--- Provided data ---

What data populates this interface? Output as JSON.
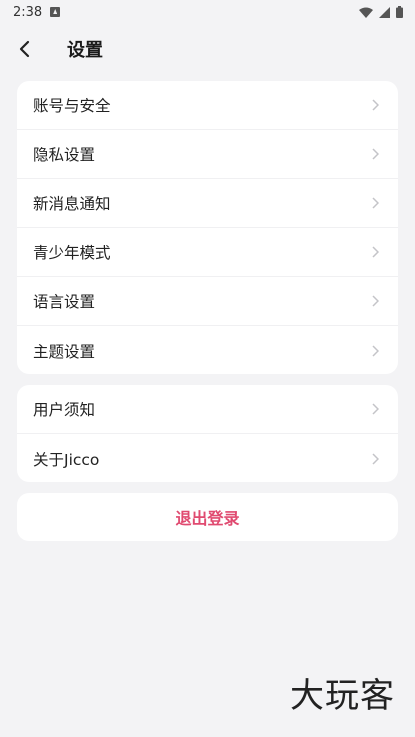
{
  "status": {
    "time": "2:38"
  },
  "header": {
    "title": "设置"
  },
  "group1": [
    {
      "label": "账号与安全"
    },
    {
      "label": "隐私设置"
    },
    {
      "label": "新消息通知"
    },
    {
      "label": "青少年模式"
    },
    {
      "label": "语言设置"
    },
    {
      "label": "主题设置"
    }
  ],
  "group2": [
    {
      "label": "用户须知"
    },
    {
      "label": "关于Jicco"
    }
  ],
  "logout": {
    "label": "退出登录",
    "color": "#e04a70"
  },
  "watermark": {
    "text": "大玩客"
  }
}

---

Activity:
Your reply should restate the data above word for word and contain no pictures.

Answer below:
What data populates this interface? Output as JSON.
{
  "status": {
    "time": "2:38"
  },
  "header": {
    "title": "设置"
  },
  "group1": [
    {
      "label": "账号与安全"
    },
    {
      "label": "隐私设置"
    },
    {
      "label": "新消息通知"
    },
    {
      "label": "青少年模式"
    },
    {
      "label": "语言设置"
    },
    {
      "label": "主题设置"
    }
  ],
  "group2": [
    {
      "label": "用户须知"
    },
    {
      "label": "关于Jicco"
    }
  ],
  "logout": {
    "label": "退出登录",
    "color": "#e04a70"
  },
  "watermark": {
    "text": "大玩客"
  }
}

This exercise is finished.